Call to ‘scrap’ hospice plan
Writing 170 years ago, the great English author Charles Dickens had a keen eye for human frailties of the recurring kind. He exposed them in the characters he invented for his novels.
One such was Mr Micawber who lived with his family in a state of financial misery – because of his bad habit of living beyond his means. But he travelled hopefully: “Something will turn up” he would say. Poor Mr Micawber went to debtors’ prison.
But his lesson has not been learned by the folk behind the Southern Highlands Community Hospice.
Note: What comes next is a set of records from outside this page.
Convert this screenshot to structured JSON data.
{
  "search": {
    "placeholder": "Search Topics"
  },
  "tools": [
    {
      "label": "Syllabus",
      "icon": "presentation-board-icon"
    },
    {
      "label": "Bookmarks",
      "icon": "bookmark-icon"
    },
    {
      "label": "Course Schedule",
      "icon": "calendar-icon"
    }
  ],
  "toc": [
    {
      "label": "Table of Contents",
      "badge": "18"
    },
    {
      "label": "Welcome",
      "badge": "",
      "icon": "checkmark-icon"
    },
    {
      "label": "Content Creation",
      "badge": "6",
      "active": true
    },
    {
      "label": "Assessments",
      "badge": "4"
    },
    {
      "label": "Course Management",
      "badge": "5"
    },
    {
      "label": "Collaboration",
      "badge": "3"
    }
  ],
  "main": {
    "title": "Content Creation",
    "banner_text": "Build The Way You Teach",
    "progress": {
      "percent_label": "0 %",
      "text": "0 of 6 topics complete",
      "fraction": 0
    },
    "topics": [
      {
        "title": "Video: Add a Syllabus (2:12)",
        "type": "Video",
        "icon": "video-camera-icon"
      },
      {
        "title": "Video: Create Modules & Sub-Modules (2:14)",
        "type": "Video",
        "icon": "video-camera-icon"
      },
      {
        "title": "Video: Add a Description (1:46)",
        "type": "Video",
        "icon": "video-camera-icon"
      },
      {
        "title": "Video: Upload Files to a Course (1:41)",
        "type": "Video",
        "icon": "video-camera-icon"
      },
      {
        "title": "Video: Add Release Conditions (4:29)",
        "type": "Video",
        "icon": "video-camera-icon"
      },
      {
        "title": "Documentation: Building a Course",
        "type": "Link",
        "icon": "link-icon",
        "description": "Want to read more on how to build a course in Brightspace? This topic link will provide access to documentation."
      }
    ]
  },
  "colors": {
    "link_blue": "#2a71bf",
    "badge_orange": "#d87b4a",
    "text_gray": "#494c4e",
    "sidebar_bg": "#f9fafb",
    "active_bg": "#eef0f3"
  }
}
They still believe that benefactors will come along to build their hospice (SHN May 9, 2018). They have been fundraising locally for eight years and have only $2 million to show for it.
To get where they are now, some $4 million has been pulled from our local charity sector in cash and in the value of goods sold in the five hospice shops. Already, $2 million has been spent on rent, wages, consulting, and other expenses of running the show.
Forget about the construction costs for a moment (last estimate $11.3 million). The real challenge is to raise $2 million a year, every year, to run a ten-bed hospice.
All along, government has refused to support the hospice idea. The company has belatedly abandoned its go-it-alone bravado. Thanks to an expensive feasibility study (which has not been released for public scrutiny) their chairman now effectively concedes that government help is essential. But government policy at all levels in NSW favours home-based care for the dying, rather than institutional care. This policy is in line with what most of us say we want – which is to die at home.
How much was raised last year from hospice shop trading and donations? Only about $230,000, after taking out interest earned on investment of the building fund.
Yet still they press on. The landlords collected $212,000 in rent last financial year, and this year’s rent will bring the total so far to close to one million dollars. And that’s just for rent! The good-hearted volunteers in the hospice shops must also marvel at the funds forked out for the full-time salaried management.
For every dollar squirrelled away, the hospice people spend two dollars on expenses (64 oer cent of trading revenue to be exact). Not one cent has been used to pay for anyone’s end-of-life care. Extravagant outlays for rent, a manager’s salary, and other operating expenses burn up the donated wealth.
Meanwhile, other local charities that also depend on selling donated goods are suffering. Donations that would otherwise have come their way have escaped. And let’s not forget the truly needy in our community who have traditionally looked to those charities (such as Sallies and Vinnies) for immediate practical help.
Let’s scrap the glitzy architectural drawings, the unaffordable bricks and mortar, the 39-space underground parking. Let’s wind back the inefficient shops and the crazy overheads. Let’s stop badgering government for money that should be invested in bettering our proven system of end-of-life care. Bowral’s public hospital, Harbison, and the services promoted by Southern Highlands Cancer Centre (such as CanAssist) are more deserving of our bounty.
And let’s find another use for the time and talents of the well-meaning people in our community who have been inspired to support the care of the dying. The Palliative Care Volunteer Program is just one example.
Only then will “something” turn up - something that’s truly worth having.
Alternatives ‘not so attractive’
“Establishing a community hospice in the Southern Highlands is long overdue,” says Dr Michael Barbato, a palliative medicine specialist. Unfortunately community members with no background in medicine or health issues continue to work against the hospice project.
Palliative Care Australia estimates that while 70 per cent of Australians wish to die at home only around 14 per cent actually do so.
When carers find they are unable to cope with their patients as they near death at home, the patient must be admitted to an institution. For the fortunate few, the institution will be a nearby hospice. But not in the Southern Highlands! Here the alternatives are not so attractive. Patients may be admitted to a public or private acute care hospital, or a nursing home.
Generally, acute care hospitals are noisy and busy places, not able to provide a peaceful home-like environment and often do not have specialist palliative care staff.
Currently the hospice b is awaiting final approval of the Development Application from Wingecarribee Shire Council. After this, the cost of the building will be determined, benefactors will be approached to cover this cost, and on-going donations will be sought to contribute to the cost of running the hospice.
Running costs for the hospice will be covered by money from the health funds, bequests, donations and supplemented by proceeds from the shops. Consolidation and renovation of the Hospice Shops is now proceeding, and has been very well received by members of the community.
The Southern Highlands Community Hospice will provide the tranquillity, care and support for both patients and family members, so needed in those final days. The hospice will complement and extend existing palliative care services, not replace them.
How can the detractors substantiate that there is no need for a hospice in the Southern Highlands?